Director's Corner

22 September 2005

Barry Barish
My job as GDE Director has been defined by the International Linear Collider Steering Committee (ILCSC) in the Annex of the MOU between collaborating institutions. This document, which is still being finalized, lists as one of my responsibilities in Section 5.3 of the Annex "he/she will be the primary representative for the project in interactions with external entities..." This turns out to be a rather consuming but not uninteresting part of my job, as these 'entities' turn out to vary from various scientific or technical groups to press, school kids and the public.
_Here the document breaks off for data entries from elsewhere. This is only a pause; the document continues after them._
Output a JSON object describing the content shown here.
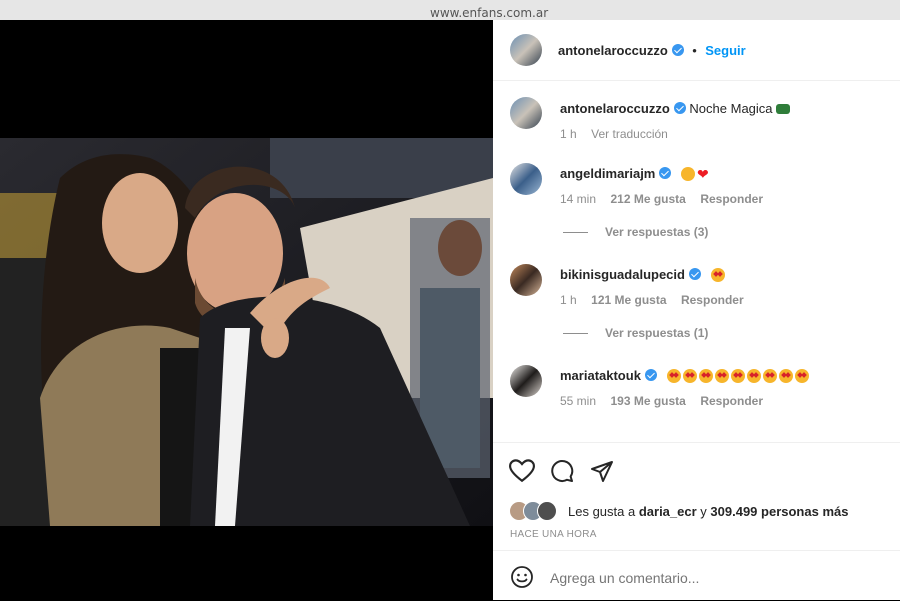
{
  "watermark": "www.enfans.com.ar",
  "post": {
    "author": "antonelaroccuzzo",
    "follow_label": "Seguir",
    "caption": "Noche Magica",
    "caption_time": "1 h",
    "translate_label": "Ver traducción"
  },
  "comments": [
    {
      "user": "angeldimariajm",
      "time": "14 min",
      "likes": "212 Me gusta",
      "reply": "Responder",
      "replies": "Ver respuestas (3)"
    },
    {
      "user": "bikinisguadalupecid",
      "time": "1 h",
      "likes": "121 Me gusta",
      "reply": "Responder",
      "replies": "Ver respuestas (1)"
    },
    {
      "user": "mariataktouk",
      "time": "55 min",
      "likes": "193 Me gusta",
      "reply": "Responder"
    }
  ],
  "likes_line": {
    "prefix": "Les gusta a",
    "user": "daria_ecr",
    "middle": "y",
    "count": "309.499 personas más"
  },
  "timestamp": "HACE UNA HORA",
  "comment_input": {
    "placeholder": "Agrega un comentario..."
  },
  "icons": [
    "heart-icon",
    "comment-icon",
    "share-icon",
    "emoji-icon",
    "verified-badge-icon"
  ],
  "colors": {
    "accent": "#0095f6",
    "muted": "#8e8e8e",
    "verified": "#3897f0"
  }
}
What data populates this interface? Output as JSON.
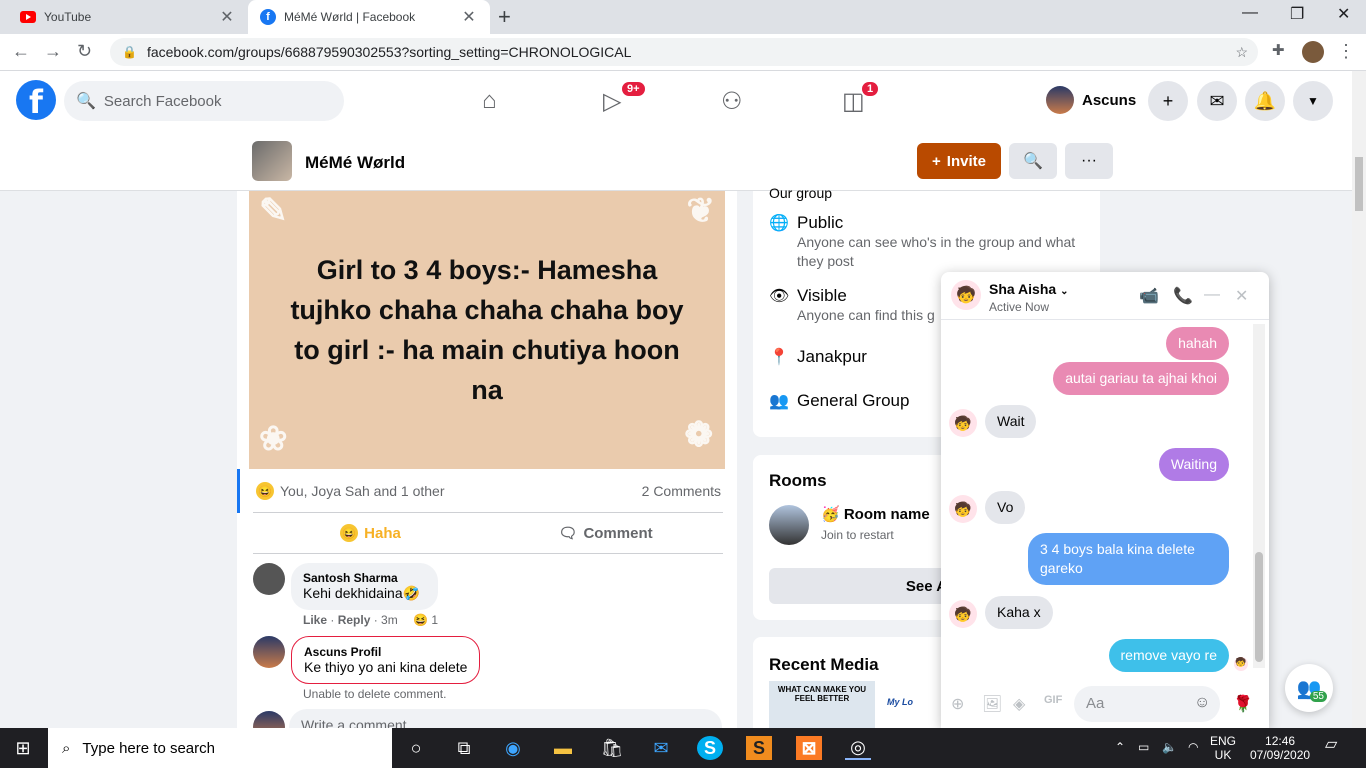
{
  "browser": {
    "tabs": [
      {
        "title": "YouTube",
        "icon": "youtube-icon",
        "color": "#ff0000"
      },
      {
        "title": "MéMé Wørld | Facebook",
        "icon": "facebook-icon",
        "color": "#1877f2"
      }
    ],
    "url": "facebook.com/groups/668879590302553?sorting_setting=CHRONOLOGICAL"
  },
  "fb": {
    "search_placeholder": "Search Facebook",
    "watch_badge": "9+",
    "gaming_badge": "1",
    "profile_name": "Ascuns",
    "accent": "#1877f2"
  },
  "group": {
    "name": "MéMé Wørld",
    "invite_label": "Invite"
  },
  "post": {
    "meme_text": "Girl to 3 4 boys:- Hamesha tujhko chaha chaha chaha boy to girl :- ha main chutiya hoon na",
    "reactions": "You, Joya Sah and 1 other",
    "comments_count": "2 Comments",
    "haha_label": "Haha",
    "comment_label": "Comment",
    "comments": [
      {
        "name": "Santosh Sharma",
        "text": "Kehi dekhidaina🤣",
        "like": "Like",
        "reply": "Reply",
        "time": "3m",
        "react_count": "1"
      },
      {
        "name": "Ascuns Profil",
        "text": "Ke thiyo yo ani kina delete",
        "error": "Unable to delete comment."
      }
    ],
    "write_placeholder": "Write a comment..."
  },
  "about": {
    "clip_text": "Our group",
    "rows": [
      {
        "icon": "globe-icon",
        "title": "Public",
        "desc": "Anyone can see who's in the group and what they post"
      },
      {
        "icon": "eye-icon",
        "title": "Visible",
        "desc": "Anyone can find this g"
      },
      {
        "icon": "location-icon",
        "title": "Janakpur",
        "desc": ""
      },
      {
        "icon": "people-icon",
        "title": "General Group",
        "desc": ""
      }
    ]
  },
  "rooms": {
    "title": "Rooms",
    "room_name": "🥳 Room name",
    "room_sub": "Join to restart",
    "see_all": "See A"
  },
  "media": {
    "title": "Recent Media",
    "thumb1": "WHAT CAN MAKE YOU FEEL BETTER",
    "thumb2": "My Lo"
  },
  "chat": {
    "name": "Sha Aisha",
    "status": "Active Now",
    "messages": [
      {
        "dir": "out",
        "text": "hahah"
      },
      {
        "dir": "out",
        "text": "autai gariau ta ajhai khoi"
      },
      {
        "dir": "in",
        "text": "Wait"
      },
      {
        "dir": "out",
        "text": "Waiting"
      },
      {
        "dir": "in",
        "text": "Vo"
      },
      {
        "dir": "out",
        "text": "3 4 boys bala kina delete gareko"
      },
      {
        "dir": "in",
        "text": "Kaha x"
      },
      {
        "dir": "out",
        "text": "remove vayo re"
      }
    ],
    "input_placeholder": "Aa",
    "contacts_count": "55"
  },
  "taskbar": {
    "search_placeholder": "Type here to search",
    "lang": "ENG",
    "region": "UK",
    "time": "12:46",
    "date": "07/09/2020"
  }
}
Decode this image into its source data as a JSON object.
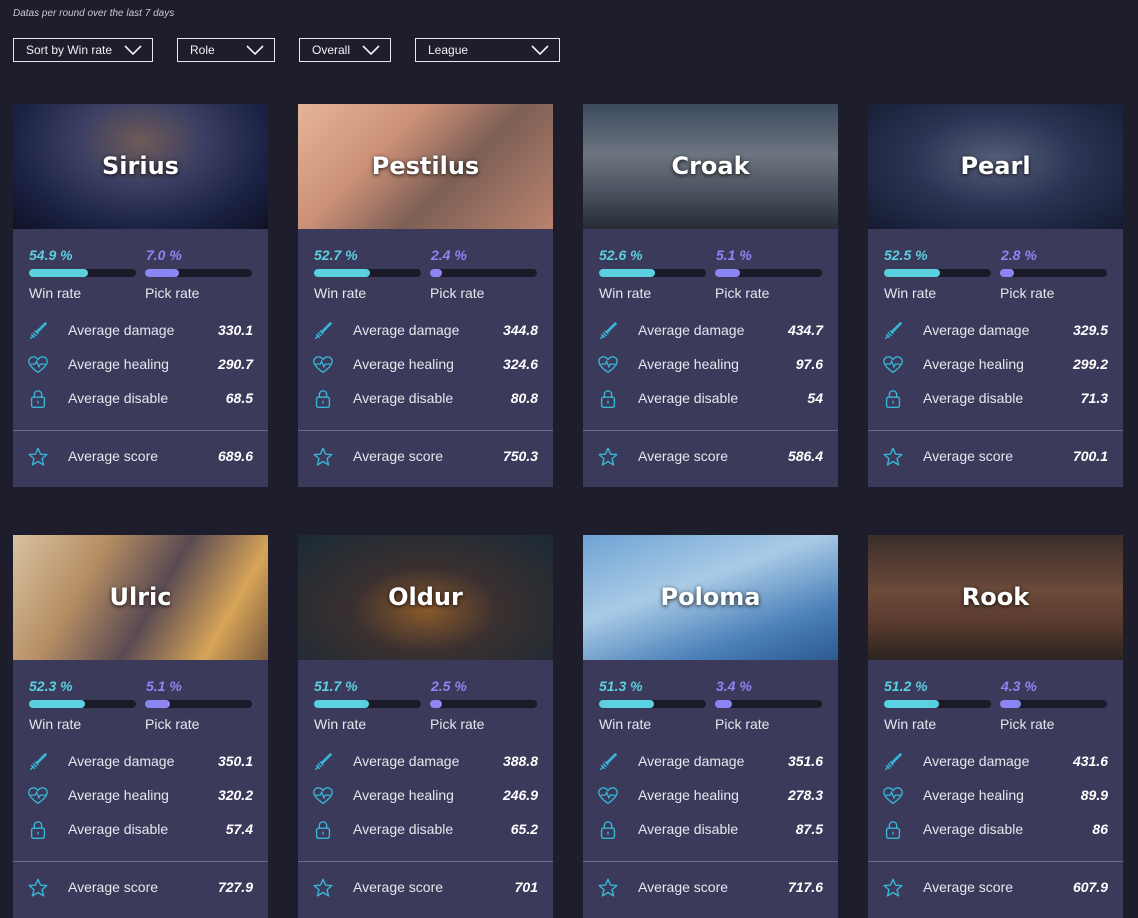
{
  "subtitle": "Datas per round over the last 7 days",
  "filters": [
    {
      "label": "Sort by Win rate"
    },
    {
      "label": "Role"
    },
    {
      "label": "Overall"
    },
    {
      "label": "League"
    }
  ],
  "labels": {
    "win_rate": "Win rate",
    "pick_rate": "Pick rate",
    "avg_damage": "Average damage",
    "avg_healing": "Average healing",
    "avg_disable": "Average disable",
    "avg_score": "Average score"
  },
  "colors": {
    "background": "#1e1d2b",
    "card": "#3c3a5b",
    "win_rate": "#5bd0e0",
    "pick_rate": "#8c86f5",
    "icon": "#37b6d6"
  },
  "champions": [
    {
      "name": "Sirius",
      "win_rate": "54.9 %",
      "win_value": 54.9,
      "pick_rate": "7.0 %",
      "pick_value": 7.0,
      "damage": "330.1",
      "healing": "290.7",
      "disable": "68.5",
      "score": "689.6"
    },
    {
      "name": "Pestilus",
      "win_rate": "52.7 %",
      "win_value": 52.7,
      "pick_rate": "2.4 %",
      "pick_value": 2.4,
      "damage": "344.8",
      "healing": "324.6",
      "disable": "80.8",
      "score": "750.3"
    },
    {
      "name": "Croak",
      "win_rate": "52.6 %",
      "win_value": 52.6,
      "pick_rate": "5.1 %",
      "pick_value": 5.1,
      "damage": "434.7",
      "healing": "97.6",
      "disable": "54",
      "score": "586.4"
    },
    {
      "name": "Pearl",
      "win_rate": "52.5 %",
      "win_value": 52.5,
      "pick_rate": "2.8 %",
      "pick_value": 2.8,
      "damage": "329.5",
      "healing": "299.2",
      "disable": "71.3",
      "score": "700.1"
    },
    {
      "name": "Ulric",
      "win_rate": "52.3 %",
      "win_value": 52.3,
      "pick_rate": "5.1 %",
      "pick_value": 5.1,
      "damage": "350.1",
      "healing": "320.2",
      "disable": "57.4",
      "score": "727.9"
    },
    {
      "name": "Oldur",
      "win_rate": "51.7 %",
      "win_value": 51.7,
      "pick_rate": "2.5 %",
      "pick_value": 2.5,
      "damage": "388.8",
      "healing": "246.9",
      "disable": "65.2",
      "score": "701"
    },
    {
      "name": "Poloma",
      "win_rate": "51.3 %",
      "win_value": 51.3,
      "pick_rate": "3.4 %",
      "pick_value": 3.4,
      "damage": "351.6",
      "healing": "278.3",
      "disable": "87.5",
      "score": "717.6"
    },
    {
      "name": "Rook",
      "win_rate": "51.2 %",
      "win_value": 51.2,
      "pick_rate": "4.3 %",
      "pick_value": 4.3,
      "damage": "431.6",
      "healing": "89.9",
      "disable": "86",
      "score": "607.9"
    }
  ],
  "icons": {
    "damage": "sword-icon",
    "healing": "heart-pulse-icon",
    "disable": "lock-icon",
    "score": "star-icon",
    "dropdown": "chevron-down-icon"
  }
}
In the past couple of weeks, I have given presentations to two of these 'external entities' that I thought were worth sharing with the ILC community today. In both cases the interest relates to how the growing ILC design effort will fit into the broader context of the worldwide high energy physics program. To achieve our goals for the GDE, we will require increased resources over the coming few years, if we are to accomplish a design and costing effort, initialize partnerships with industry and continue our R&D program to support the baseline and alternatives for the machine. How do our ILC/GDE ambitions fit into the other ambitions for particle physics projects in the coming years?

In 2001, a HEPAP subpanel that I co-chaired with Jon Bagger of Johns Hopkins was charged with the job of creating a long range plan for particle physics for the U.S. One outcome of that study was the realization that there was no mechanism in place that involved the scientific community in determining priorities nationally between projects that cost approximately $100-500M. Projects could be approved by one laboratory, and then end up competing for funding with other such initiatives from another laboratory. In order to insure sufficient community input into the resulting difficult and important priority decisions, the HEPAP long range subpanel recommended the creation of the 'Particle Physics Project Prioritization Panel (P5).'

This P5 panel was constituted and is chaired by Abe Seiden of the University of California, Santa Cruz. They are now actively working on creating a 'roadmap' for HEP projects in the US for the next 5 years or so, taking into account only approved projects, budget projections, etc. Clearly, the needs of our growing program toward the ILC must be carefully considered in creating a realistic roadmap, and for that reason, it was very useful for me to be able outline to P5 our plans and needs for the next few years.

My second meeting with an external entity over the last couple of weeks was at CERN, where I was invited to give a report on the ILC / GDE to the CERN Scientific Policy Committee, chaired by Ken Peach, the recently appointed director of the John Adams Institute for Accelerator Science in the U.K. This was a nice opportunity for me to be able to present the GDE and ILC to that group and to get their reactions to what we are doing and our plans. In general, the reactions were quite encouraging, and not surprisingly there was much interest in the interplay between our plans for the ILC, and their programs for the LHC and for CLIC.

As an aside, the discussion that followed my presentation to the CERN SPC regarded the CERN Council undertaking of developing a strategic plan for particle physics research in Europe, apparently a responsibility foreseen in the founding convention for CERN. A subgroup will do much advance work in preparation for a meeting next spring in Berlin, where they plan to approve a strategic plan. Such a development clearly has much importance in the future of particle physics in Europe.